Native Plants in Our Lives (4th Grade): The group is challenged to find a suitable site for a community dependent on local resources. They learn to identify 8 native plants well known to local Native Americans and learn about the plants’ uses in supporting daily needs and technology then and now. Students apply this new knowledge to a challenge in which they work together as a group to earn “survival” points and select a suitable site in the garden where a community could thrive. They participate in a cooperative STEM problem solving activity.
Garden Design Challenge (4th or 5th grade): Students are challenged to research a specific plant and then choose where that plant would go in a simulated park environment. Students will work in small groups to locate their specific plant at the botanical garden and report on the information they gain about the plant. This involves map reading, drawing, and some basic landscaping design skills. We talk about soil conditions, sunlight requirements, scientific names (genus, species, family), botany, landscaping, native & invasive species, topography, and climate zones. (FOSS: Environments)

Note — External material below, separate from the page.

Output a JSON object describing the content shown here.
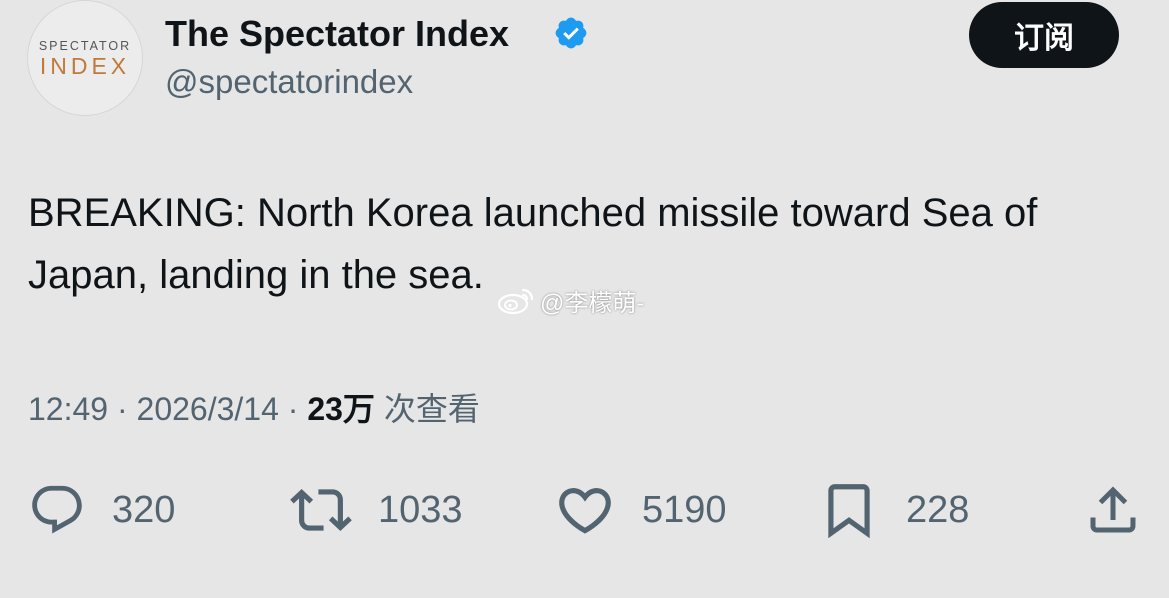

In-school Pilot Program Description
In Spring 2022, we will be offering a limited number of spots to classrooms that would like us to bring our program to your school site. We would be offering the same curriculum that is listed above for in-person workshops with whatever modifications are needed for being at a school site. If you are interested in having your classroom test this program with us, please email us.
Masks are required in all indoor spaces at the Garden, including restrooms, for everyone 5 years and over, regardless of vaccination status.
In addition, people 12 years and older that attend an in-person program in the Aaron Education Center at the Bellevue Botanical Garden will be required to show proof of full COVID-19 vaccination or a negative COVID-19 test taken within 72 hours of the program start, in compliance with Seattle – King County Public Health regulations.
All educational staff are vaccinated.